What needs to be done — Which of the lines below include the word "title"? Pull each one out.

Data records for software interfaces:
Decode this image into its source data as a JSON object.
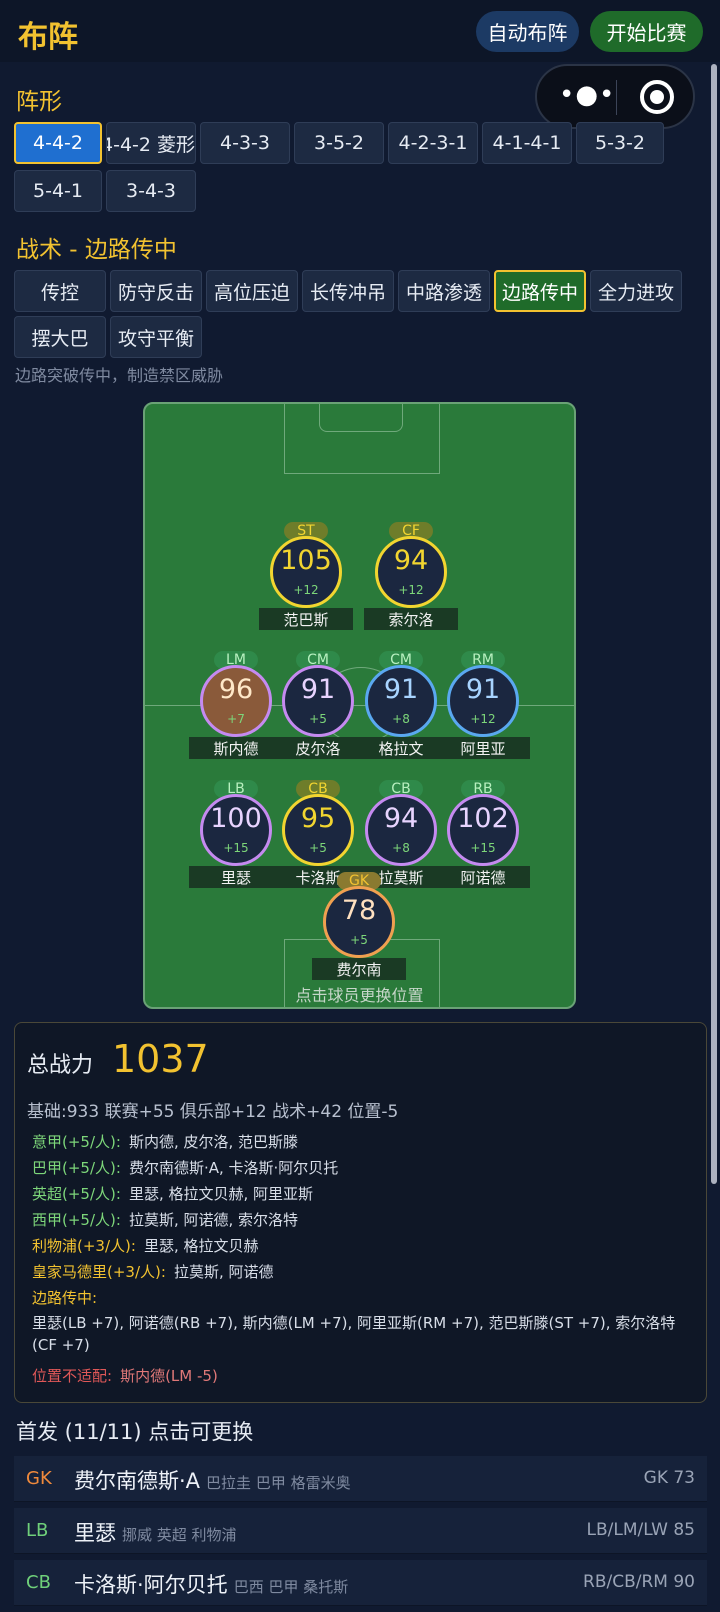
{
  "header": {
    "title": "布阵",
    "auto_label": "自动布阵",
    "start_label": "开始比赛",
    "capsule_more_icon": "more-dots-icon",
    "capsule_close_icon": "target-close-icon"
  },
  "formation": {
    "title": "阵形",
    "options": [
      "4-4-2",
      "4-4-2 菱形",
      "4-3-3",
      "3-5-2",
      "4-2-3-1",
      "4-1-4-1",
      "5-3-2",
      "5-4-1",
      "3-4-3"
    ],
    "selected": "4-4-2"
  },
  "tactics": {
    "title": "战术 - 边路传中",
    "options": [
      "传控",
      "防守反击",
      "高位压迫",
      "长传冲吊",
      "中路渗透",
      "边路传中",
      "全力进攻",
      "摆大巴",
      "攻守平衡"
    ],
    "selected": "边路传中",
    "description": "边路突破传中，制造禁区威胁"
  },
  "pitch": {
    "hint": "点击球员更换位置",
    "players": [
      {
        "pos": "ST",
        "rating": "105",
        "bonus": "+12",
        "name": "范巴斯",
        "tier": "gold"
      },
      {
        "pos": "CF",
        "rating": "94",
        "bonus": "+12",
        "name": "索尔洛",
        "tier": "gold"
      },
      {
        "pos": "LM",
        "rating": "96",
        "bonus": "+7",
        "name": "斯内德",
        "tier": "purple-brown"
      },
      {
        "pos": "CM",
        "rating": "91",
        "bonus": "+5",
        "name": "皮尔洛",
        "tier": "purple"
      },
      {
        "pos": "CM",
        "rating": "91",
        "bonus": "+8",
        "name": "格拉文",
        "tier": "blue"
      },
      {
        "pos": "RM",
        "rating": "91",
        "bonus": "+12",
        "name": "阿里亚",
        "tier": "blue"
      },
      {
        "pos": "LB",
        "rating": "100",
        "bonus": "+15",
        "name": "里瑟",
        "tier": "purple"
      },
      {
        "pos": "CB",
        "rating": "95",
        "bonus": "+5",
        "name": "卡洛斯",
        "tier": "gold"
      },
      {
        "pos": "CB",
        "rating": "94",
        "bonus": "+8",
        "name": "拉莫斯",
        "tier": "purple"
      },
      {
        "pos": "RB",
        "rating": "102",
        "bonus": "+15",
        "name": "阿诺德",
        "tier": "purple"
      },
      {
        "pos": "GK",
        "rating": "78",
        "bonus": "+5",
        "name": "费尔南",
        "tier": "orange"
      }
    ]
  },
  "summary": {
    "label": "总战力",
    "value": "1037",
    "breakdown": "基础:933  联赛+55  俱乐部+12  战术+42  位置-5",
    "lines": [
      {
        "tag": "意甲(+5/人):",
        "who": "斯内德, 皮尔洛, 范巴斯滕",
        "color": "#7dd67a"
      },
      {
        "tag": "巴甲(+5/人):",
        "who": "费尔南德斯·A, 卡洛斯·阿尔贝托",
        "color": "#7dd67a"
      },
      {
        "tag": "英超(+5/人):",
        "who": "里瑟, 格拉文贝赫, 阿里亚斯",
        "color": "#7dd67a"
      },
      {
        "tag": "西甲(+5/人):",
        "who": "拉莫斯, 阿诺德, 索尔洛特",
        "color": "#7dd67a"
      },
      {
        "tag": "利物浦(+3/人):",
        "who": "里瑟, 格拉文贝赫",
        "color": "#f2c230"
      },
      {
        "tag": "皇家马德里(+3/人):",
        "who": "拉莫斯, 阿诺德",
        "color": "#f2c230"
      }
    ],
    "tactic_tag": "边路传中:",
    "tactic_detail": "里瑟(LB +7), 阿诺德(RB +7), 斯内德(LM +7), 阿里亚斯(RM +7), 范巴斯滕(ST +7), 索尔洛特(CF +7)",
    "penalty_tag": "位置不适配:",
    "penalty_detail": "斯内德(LM -5)"
  },
  "starters": {
    "title": "首发 (11/11)  点击可更换",
    "rows": [
      {
        "pos": "GK",
        "name": "费尔南德斯·A",
        "tags": "巴拉圭 巴甲 格雷米奥",
        "stat": "GK 73",
        "color": "#f08a3c"
      },
      {
        "pos": "LB",
        "name": "里瑟",
        "tags": "挪威 英超 利物浦",
        "stat": "LB/LM/LW 85",
        "color": "#6fd07a"
      },
      {
        "pos": "CB",
        "name": "卡洛斯·阿尔贝托",
        "tags": "巴西 巴甲 桑托斯",
        "stat": "RB/CB/RM 90",
        "color": "#6fd07a"
      }
    ]
  }
}
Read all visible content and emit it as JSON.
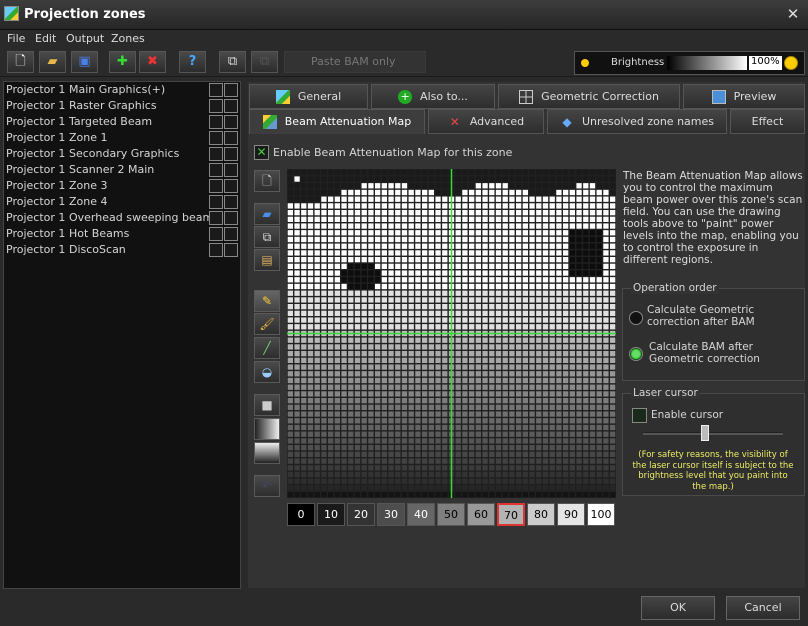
{
  "window": {
    "title": "Projection zones",
    "close_glyph": "✕"
  },
  "menu": [
    "File",
    "Edit",
    "Output",
    "Zones"
  ],
  "toolbar": {
    "paste_label": "Paste BAM only"
  },
  "brightness": {
    "label": "Brightness",
    "value": "100%"
  },
  "zones": [
    {
      "projector": "Projector 1",
      "name": "Main Graphics(+)"
    },
    {
      "projector": "Projector 1",
      "name": "Raster Graphics"
    },
    {
      "projector": "Projector 1",
      "name": "Targeted Beam"
    },
    {
      "projector": "Projector 1",
      "name": "Zone 1"
    },
    {
      "projector": "Projector 1",
      "name": "Secondary Graphics"
    },
    {
      "projector": "Projector 1",
      "name": "Scanner 2 Main"
    },
    {
      "projector": "Projector 1",
      "name": "Zone 3"
    },
    {
      "projector": "Projector 1",
      "name": "Zone 4"
    },
    {
      "projector": "Projector 1",
      "name": "Overhead sweeping beams"
    },
    {
      "projector": "Projector 1",
      "name": "Hot Beams"
    },
    {
      "projector": "Projector 1",
      "name": "DiscoScan"
    }
  ],
  "tabs_row1": [
    "General",
    "Also to...",
    "Geometric Correction",
    "Preview"
  ],
  "tabs_row2": [
    "Beam Attenuation Map",
    "Advanced",
    "Unresolved zone names",
    "Effect"
  ],
  "bam": {
    "enable_label": "Enable Beam Attenuation Map for this zone",
    "description": "The Beam Attenuation Map allows you to control the maximum beam power over this zone's scan field. You can use the drawing tools above to \"paint\" power levels into the map, enabling you to control the exposure in different regions.",
    "levels": [
      "0",
      "10",
      "20",
      "30",
      "40",
      "50",
      "60",
      "70",
      "80",
      "90",
      "100"
    ],
    "selected_level": "70"
  },
  "operation_order": {
    "title": "Operation order",
    "option1": "Calculate Geometric correction after BAM",
    "option2": "Calculate BAM after Geometric correction",
    "selected": 2
  },
  "laser_cursor": {
    "title": "Laser cursor",
    "enable_label": "Enable cursor",
    "note": "(For safety reasons, the visibility of the laser cursor itself is subject to the brightness level that you paint into the map.)"
  },
  "footer": {
    "ok": "OK",
    "cancel": "Cancel"
  },
  "colors": {
    "accent_green": "#33dd33",
    "selected_level_border": "#dd3333",
    "note_text": "#eeee66"
  }
}
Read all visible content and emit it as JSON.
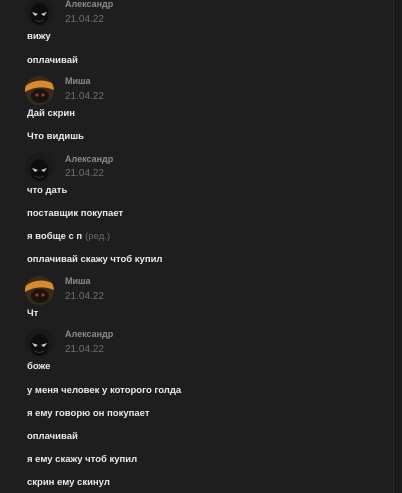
{
  "groups": [
    {
      "author": "Александр",
      "date": "21.04.22",
      "avatar": "mask-avatar",
      "messages": [
        {
          "text": "вижу"
        },
        {
          "text": "оплачивай"
        }
      ]
    },
    {
      "author": "Миша",
      "date": "21.04.22",
      "avatar": "character-avatar",
      "messages": [
        {
          "text": "Дай скрин"
        },
        {
          "text": "Что видишь"
        }
      ]
    },
    {
      "author": "Александр",
      "date": "21.04.22",
      "avatar": "mask-avatar",
      "messages": [
        {
          "text": "что дать"
        },
        {
          "text": "поставщик покупает"
        },
        {
          "text": "я вобще с п",
          "edited": "(ред.)"
        },
        {
          "text": "оплачивай скажу чтоб купил"
        }
      ]
    },
    {
      "author": "Миша",
      "date": "21.04.22",
      "avatar": "character-avatar",
      "messages": [
        {
          "text": "Чт"
        }
      ]
    },
    {
      "author": "Александр",
      "date": "21.04.22",
      "avatar": "mask-avatar",
      "messages": [
        {
          "text": "боже"
        },
        {
          "text": "у меня человек у которого голда"
        },
        {
          "text": "я ему говорю он покупает"
        },
        {
          "text": "оплачивай"
        },
        {
          "text": "я ему скажу чтоб купил"
        },
        {
          "text": "скрин ему скинул"
        }
      ]
    }
  ]
}
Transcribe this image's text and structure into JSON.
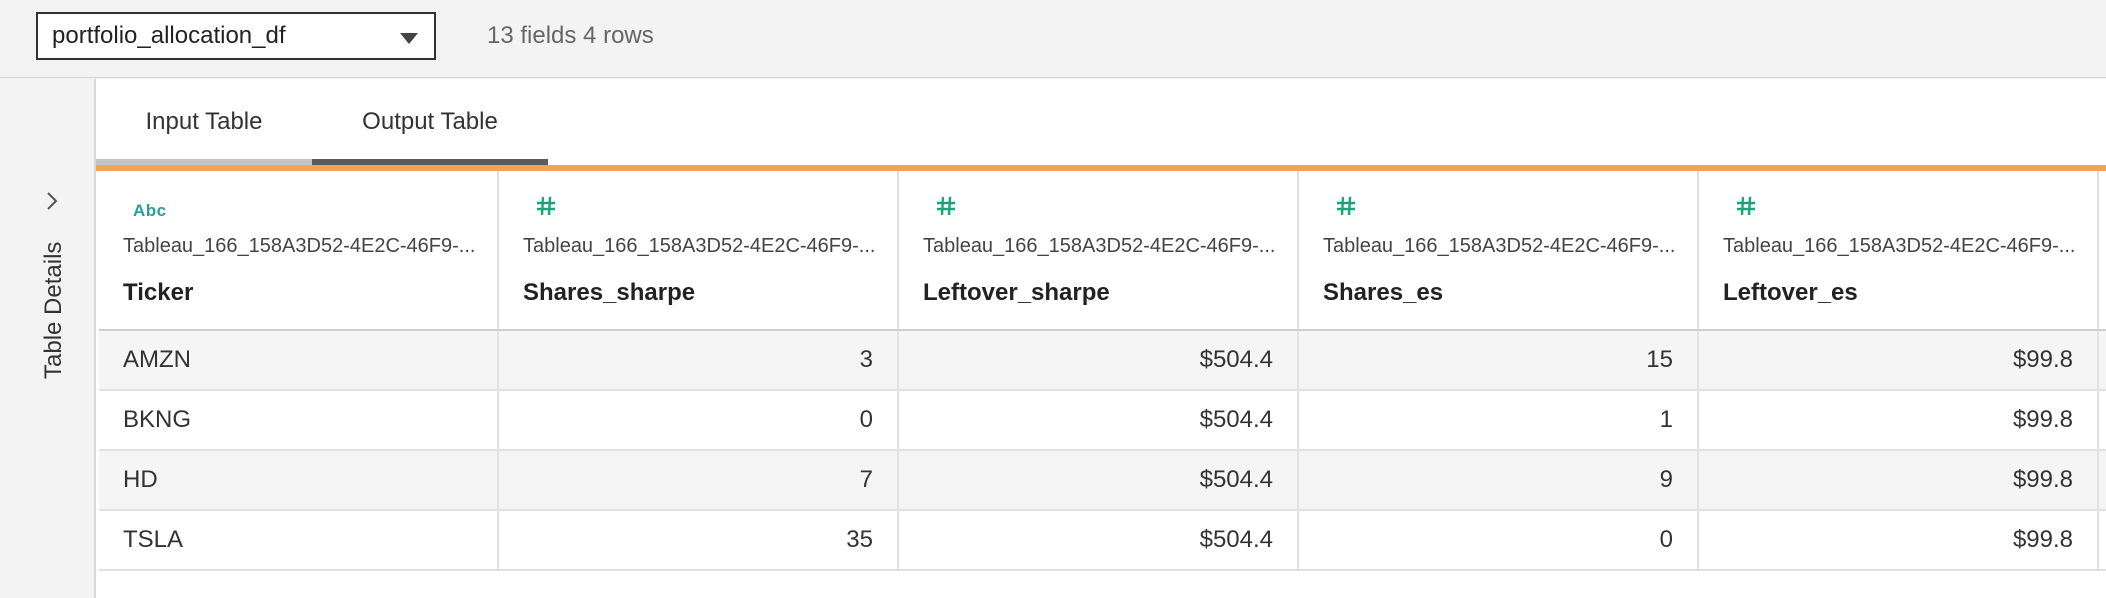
{
  "datasource": {
    "name": "portfolio_allocation_df",
    "meta": "13 fields 4 rows"
  },
  "sidebar": {
    "label": "Table Details"
  },
  "tabs": [
    {
      "label": "Input Table",
      "active": false
    },
    {
      "label": "Output Table",
      "active": true
    }
  ],
  "colors": {
    "accent": "#f0a556",
    "type_icon": "#2a9d9d",
    "active_tab": "#5b5b5b"
  },
  "columns": [
    {
      "type_label": "Abc",
      "type": "string",
      "source": "Tableau_166_158A3D52-4E2C-46F9-...",
      "name": "Ticker"
    },
    {
      "type_label": "#",
      "type": "number",
      "source": "Tableau_166_158A3D52-4E2C-46F9-...",
      "name": "Shares_sharpe"
    },
    {
      "type_label": "#",
      "type": "number",
      "source": "Tableau_166_158A3D52-4E2C-46F9-...",
      "name": "Leftover_sharpe"
    },
    {
      "type_label": "#",
      "type": "number",
      "source": "Tableau_166_158A3D52-4E2C-46F9-...",
      "name": "Shares_es"
    },
    {
      "type_label": "#",
      "type": "number",
      "source": "Tableau_166_158A3D52-4E2C-46F9-...",
      "name": "Leftover_es"
    }
  ],
  "rows": [
    [
      "AMZN",
      "3",
      "$504.4",
      "15",
      "$99.8"
    ],
    [
      "BKNG",
      "0",
      "$504.4",
      "1",
      "$99.8"
    ],
    [
      "HD",
      "7",
      "$504.4",
      "9",
      "$99.8"
    ],
    [
      "TSLA",
      "35",
      "$504.4",
      "0",
      "$99.8"
    ]
  ]
}
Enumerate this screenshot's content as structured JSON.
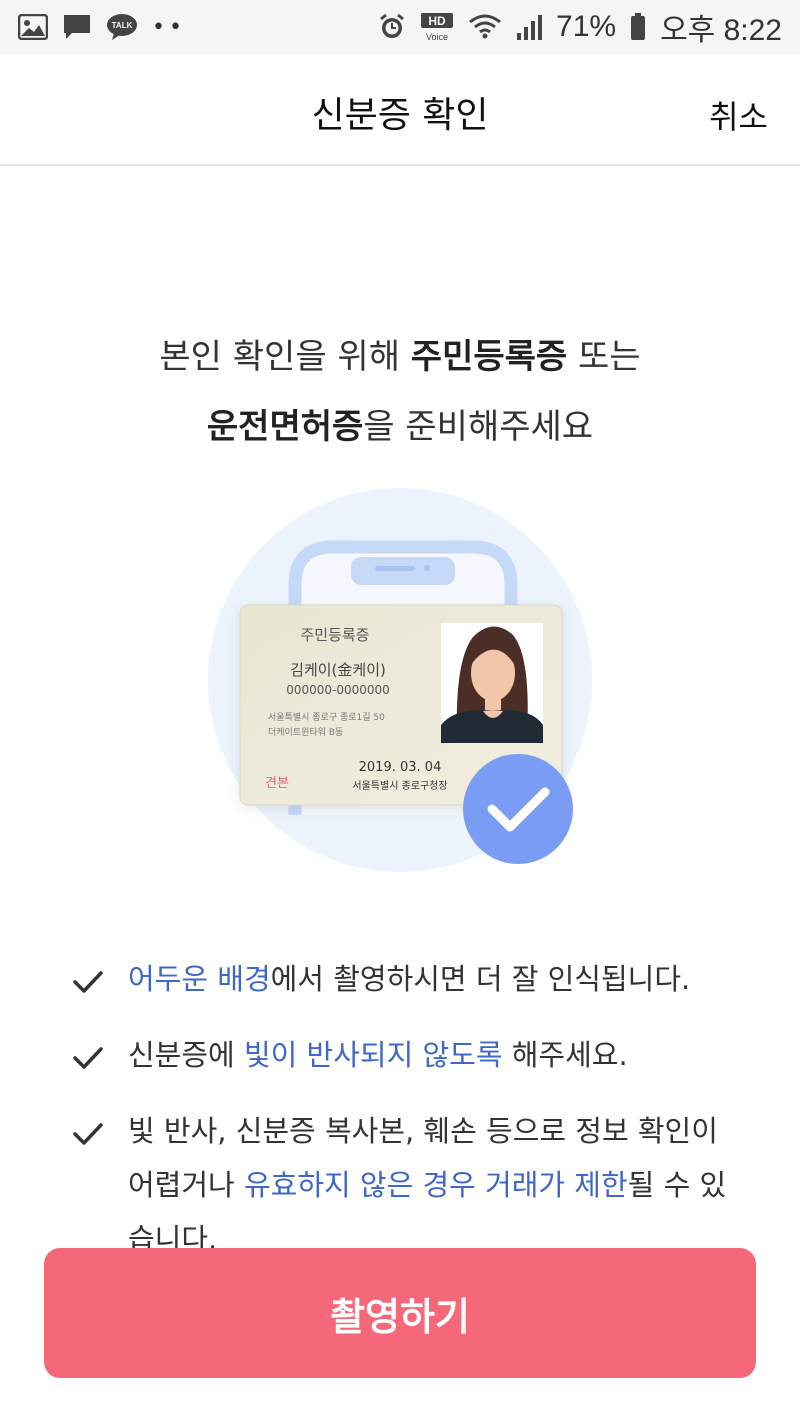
{
  "status_bar": {
    "battery": "71%",
    "time": "오후 8:22",
    "hd_voice_label": "HD",
    "voice_label": "Voice",
    "talk_label": "TALK",
    "icons": [
      "gallery-icon",
      "message-icon",
      "kakaotalk-icon",
      "more-dots-icon",
      "alarm-icon",
      "hd-voice-icon",
      "wifi-icon",
      "signal-icon",
      "battery-icon"
    ]
  },
  "header": {
    "title": "신분증 확인",
    "cancel_label": "취소"
  },
  "headline": {
    "line1_pre": "본인 확인을 위해 ",
    "line1_bold": "주민등록증",
    "line1_post": " 또는",
    "line2_bold": "운전면허증",
    "line2_post": "을 준비해주세요"
  },
  "id_card": {
    "title": "주민등록증",
    "name": "김케이(金케이)",
    "number": "000000-0000000",
    "address_line1": "서울특별시 종로구 종로1길 50",
    "address_line2": "더케이트윈타워 B동",
    "date": "2019. 03. 04",
    "issuer": "서울특별시 종로구청장",
    "sample_label": "견본"
  },
  "tips": [
    {
      "parts": [
        {
          "text": "어두운 배경",
          "hl": true
        },
        {
          "text": "에서 촬영하시면 더 잘 인식됩니다.",
          "hl": false
        }
      ]
    },
    {
      "parts": [
        {
          "text": "신분증에 ",
          "hl": false
        },
        {
          "text": "빛이 반사되지 않도록",
          "hl": true
        },
        {
          "text": " 해주세요.",
          "hl": false
        }
      ]
    },
    {
      "parts": [
        {
          "text": "빛 반사, 신분증 복사본, 훼손 등으로 정보 확인이 어렵거나 ",
          "hl": false
        },
        {
          "text": "유효하지 않은 경우 거래가 제한",
          "hl": true
        },
        {
          "text": "될 수 있습니다.",
          "hl": false
        }
      ]
    }
  ],
  "button": {
    "shoot_label": "촬영하기"
  },
  "colors": {
    "accent": "#f4687a",
    "highlight": "#3f67c8",
    "check_badge": "#7b9cf5"
  }
}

Task answer —
    "title": "布阵",
    "title": "阵形",
    "title": "战术 - 边路传中",
    "title": "首发 (11/11)  点击可更换",
    "title": "Projection zones",
    "title": "Operation order",
    "title": "Laser cursor",
    "title": "신분증 확인",
    "title": "주민등록증",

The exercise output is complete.